§ Description of the task
Leave out the pictures and reproduce all of the data exactly.

Records from a data source:
________________________________________
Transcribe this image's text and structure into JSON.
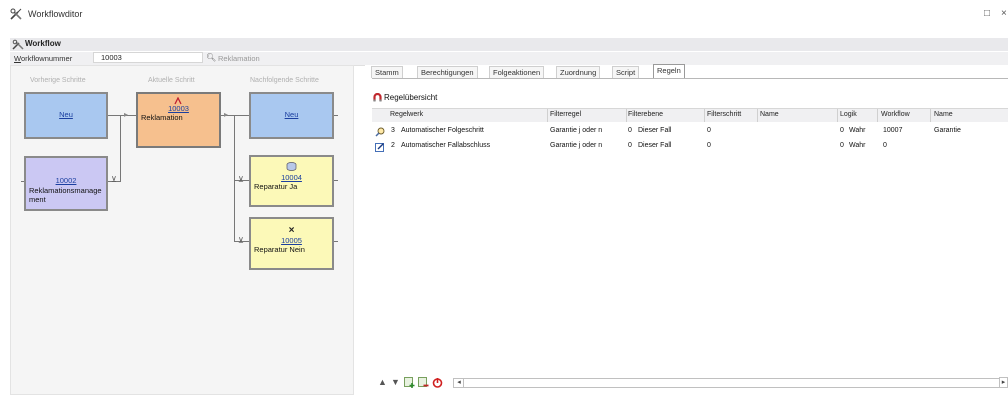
{
  "window": {
    "title": "Workflowditor",
    "maximize_glyph": "□",
    "close_glyph": "×",
    "icon": "tools-icon"
  },
  "workflow_section": {
    "label": "Workflow",
    "icon": "tools-icon"
  },
  "number_row": {
    "label_prefix": "W",
    "label_rest": "orkflownummer",
    "value": "10003",
    "search_icon": "search-icon",
    "name": "Reklamation"
  },
  "columns": {
    "previous": "Vorherige Schritte",
    "current": "Aktuelle Schritt",
    "next": "Nachfolgende Schritte"
  },
  "nodes": {
    "prev_new": {
      "link": "Neu"
    },
    "prev_10002": {
      "link": "10002",
      "name": "Reklamationsmanage ment"
    },
    "current": {
      "link": "10003",
      "name": "Reklamation"
    },
    "next_new": {
      "link": "Neu"
    },
    "next_10004": {
      "link": "10004",
      "name": "Reparatur Ja"
    },
    "next_10005": {
      "link": "10005",
      "name": "Reparatur Nein",
      "mark": "×"
    }
  },
  "tabs": [
    {
      "label": "Stamm",
      "active": false
    },
    {
      "label": "Berechtigungen",
      "active": false
    },
    {
      "label": "Folgeaktionen",
      "active": false
    },
    {
      "label": "Zuordnung",
      "active": false
    },
    {
      "label": "Script",
      "active": false
    },
    {
      "label": "Regeln",
      "active": true
    }
  ],
  "grid": {
    "title": "Regelübersicht",
    "headers": [
      "Regelwerk",
      "Filterregel",
      "Filterebene",
      "Filterschritt",
      "Name",
      "Logik",
      "Workflow",
      "Name"
    ],
    "rows": [
      {
        "icon": "search-icon",
        "num": "3",
        "regelwerk": "Automatischer Folgeschritt",
        "filterregel": "Garantie j oder n",
        "filterebene_n": "0",
        "filterebene": "Dieser Fall",
        "filterschritt": "0",
        "name": "",
        "logik_n": "0",
        "logik": "Wahr",
        "workflow": "10007",
        "name2": "Garantie"
      },
      {
        "icon": "edit-icon",
        "num": "2",
        "regelwerk": "Automatischer Fallabschluss",
        "filterregel": "Garantie j oder n",
        "filterebene_n": "0",
        "filterebene": "Dieser Fall",
        "filterschritt": "0",
        "name": "",
        "logik_n": "0",
        "logik": "Wahr",
        "workflow": "0",
        "name2": ""
      }
    ]
  },
  "toolbar": {
    "move_up": "▲",
    "move_down": "▼",
    "add": "add-row-icon",
    "remove": "remove-row-icon",
    "power": "power-icon",
    "scroll_left": "◂",
    "scroll_right": "▸"
  },
  "colors": {
    "blue_box": "#a9c8f0",
    "orange_box": "#f6c08e",
    "purple_box": "#cbc8f3",
    "yellow_box": "#fcf9b8"
  }
}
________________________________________
§ Reply
Transcribe this image's text and structure into JSON.
{
  "window": {
    "title": "Workflowditor",
    "maximize_glyph": "□",
    "close_glyph": "×",
    "icon": "tools-icon"
  },
  "workflow_section": {
    "label": "Workflow",
    "icon": "tools-icon"
  },
  "number_row": {
    "label_prefix": "W",
    "label_rest": "orkflownummer",
    "value": "10003",
    "search_icon": "search-icon",
    "name": "Reklamation"
  },
  "columns": {
    "previous": "Vorherige Schritte",
    "current": "Aktuelle Schritt",
    "next": "Nachfolgende Schritte"
  },
  "nodes": {
    "prev_new": {
      "link": "Neu"
    },
    "prev_10002": {
      "link": "10002",
      "name": "Reklamationsmanage ment"
    },
    "current": {
      "link": "10003",
      "name": "Reklamation"
    },
    "next_new": {
      "link": "Neu"
    },
    "next_10004": {
      "link": "10004",
      "name": "Reparatur Ja"
    },
    "next_10005": {
      "link": "10005",
      "name": "Reparatur Nein",
      "mark": "×"
    }
  },
  "tabs": [
    {
      "label": "Stamm",
      "active": false
    },
    {
      "label": "Berechtigungen",
      "active": false
    },
    {
      "label": "Folgeaktionen",
      "active": false
    },
    {
      "label": "Zuordnung",
      "active": false
    },
    {
      "label": "Script",
      "active": false
    },
    {
      "label": "Regeln",
      "active": true
    }
  ],
  "grid": {
    "title": "Regelübersicht",
    "headers": [
      "Regelwerk",
      "Filterregel",
      "Filterebene",
      "Filterschritt",
      "Name",
      "Logik",
      "Workflow",
      "Name"
    ],
    "rows": [
      {
        "icon": "search-icon",
        "num": "3",
        "regelwerk": "Automatischer Folgeschritt",
        "filterregel": "Garantie j oder n",
        "filterebene_n": "0",
        "filterebene": "Dieser Fall",
        "filterschritt": "0",
        "name": "",
        "logik_n": "0",
        "logik": "Wahr",
        "workflow": "10007",
        "name2": "Garantie"
      },
      {
        "icon": "edit-icon",
        "num": "2",
        "regelwerk": "Automatischer Fallabschluss",
        "filterregel": "Garantie j oder n",
        "filterebene_n": "0",
        "filterebene": "Dieser Fall",
        "filterschritt": "0",
        "name": "",
        "logik_n": "0",
        "logik": "Wahr",
        "workflow": "0",
        "name2": ""
      }
    ]
  },
  "toolbar": {
    "move_up": "▲",
    "move_down": "▼",
    "add": "add-row-icon",
    "remove": "remove-row-icon",
    "power": "power-icon",
    "scroll_left": "◂",
    "scroll_right": "▸"
  },
  "colors": {
    "blue_box": "#a9c8f0",
    "orange_box": "#f6c08e",
    "purple_box": "#cbc8f3",
    "yellow_box": "#fcf9b8"
  }
}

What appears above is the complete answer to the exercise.